To turn off automatic image loading login to your Gmail account. Navigate to your account settings by clicking on the gear in the upper right hand corner and selecting Settings from the drop down menu like so:

You can also use this direct URL if you’re logged into your account. Once in the Settings menu, confirm that you’re in the default General tab and look for the Images: option, between the Maximum Page Size and Browser Connection option boxes like so:

Toggle the setting to “Ask before displaying external images” and then scroll all the way down to the bottom of the General tab and click “Save Changes”.

Confirm that Gmail is now set to respect your wish not to engage in automatic image loading by opening up an email with external images (such as an email from a retailer you frequent, eBay, Amazon, or another company with a multimedia email):

You should see a message at the top that says “Images are not displayed” as well as a shortcut to display the images or to always allow images from that email address.

This change will only affect externally loaded images, like those found in marketing emails. Any emails you receive from friends and family with images directly attached to the email will still display in-line as they always have.
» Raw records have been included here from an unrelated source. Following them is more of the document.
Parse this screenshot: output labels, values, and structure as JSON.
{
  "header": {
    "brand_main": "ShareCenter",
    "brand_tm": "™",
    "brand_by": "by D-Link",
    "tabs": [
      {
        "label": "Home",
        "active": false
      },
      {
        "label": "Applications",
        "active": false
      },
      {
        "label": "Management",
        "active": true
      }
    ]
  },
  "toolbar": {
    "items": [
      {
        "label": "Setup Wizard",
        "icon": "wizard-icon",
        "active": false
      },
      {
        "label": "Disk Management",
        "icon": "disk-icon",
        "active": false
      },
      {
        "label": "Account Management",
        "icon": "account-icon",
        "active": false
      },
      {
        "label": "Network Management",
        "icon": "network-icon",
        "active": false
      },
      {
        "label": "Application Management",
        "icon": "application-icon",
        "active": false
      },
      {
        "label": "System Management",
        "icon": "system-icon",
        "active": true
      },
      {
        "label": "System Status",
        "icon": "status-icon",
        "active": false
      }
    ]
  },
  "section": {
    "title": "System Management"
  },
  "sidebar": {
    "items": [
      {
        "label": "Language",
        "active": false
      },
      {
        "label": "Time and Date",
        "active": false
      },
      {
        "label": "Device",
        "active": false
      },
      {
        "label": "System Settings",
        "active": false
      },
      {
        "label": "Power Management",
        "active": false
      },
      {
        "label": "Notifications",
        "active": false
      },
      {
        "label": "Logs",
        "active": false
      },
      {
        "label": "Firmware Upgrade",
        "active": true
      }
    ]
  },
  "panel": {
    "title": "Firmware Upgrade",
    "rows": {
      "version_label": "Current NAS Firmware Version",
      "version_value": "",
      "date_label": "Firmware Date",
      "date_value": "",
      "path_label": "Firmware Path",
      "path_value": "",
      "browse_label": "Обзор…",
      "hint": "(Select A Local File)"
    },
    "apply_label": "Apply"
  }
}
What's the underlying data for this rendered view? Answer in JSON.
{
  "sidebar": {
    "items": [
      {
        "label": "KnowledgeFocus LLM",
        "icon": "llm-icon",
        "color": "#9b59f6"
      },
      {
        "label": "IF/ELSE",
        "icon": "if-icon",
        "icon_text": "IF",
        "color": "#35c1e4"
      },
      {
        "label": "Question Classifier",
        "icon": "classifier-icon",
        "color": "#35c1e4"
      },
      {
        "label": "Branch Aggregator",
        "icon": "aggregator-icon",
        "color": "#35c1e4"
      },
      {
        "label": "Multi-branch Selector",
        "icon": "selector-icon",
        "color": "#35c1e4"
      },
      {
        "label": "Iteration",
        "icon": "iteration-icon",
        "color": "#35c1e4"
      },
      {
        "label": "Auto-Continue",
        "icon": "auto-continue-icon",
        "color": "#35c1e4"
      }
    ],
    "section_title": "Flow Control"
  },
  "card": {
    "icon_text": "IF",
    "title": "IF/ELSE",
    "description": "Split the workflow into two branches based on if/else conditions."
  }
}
Profile Photo for Jason Fitzpatrick Jason Fitzpatrick
Jason Fitzpatrick is the Senior Smart Home Editor at How-To Geek. He has over a decade of experience in publishing and has authored thousands of articles at How-To Geek, Review Geek, LifeSavvy, and Lifehacker. Jason served as Lifehacker's Weekend Editor before he joined How-To Geek.
Read Full Bio »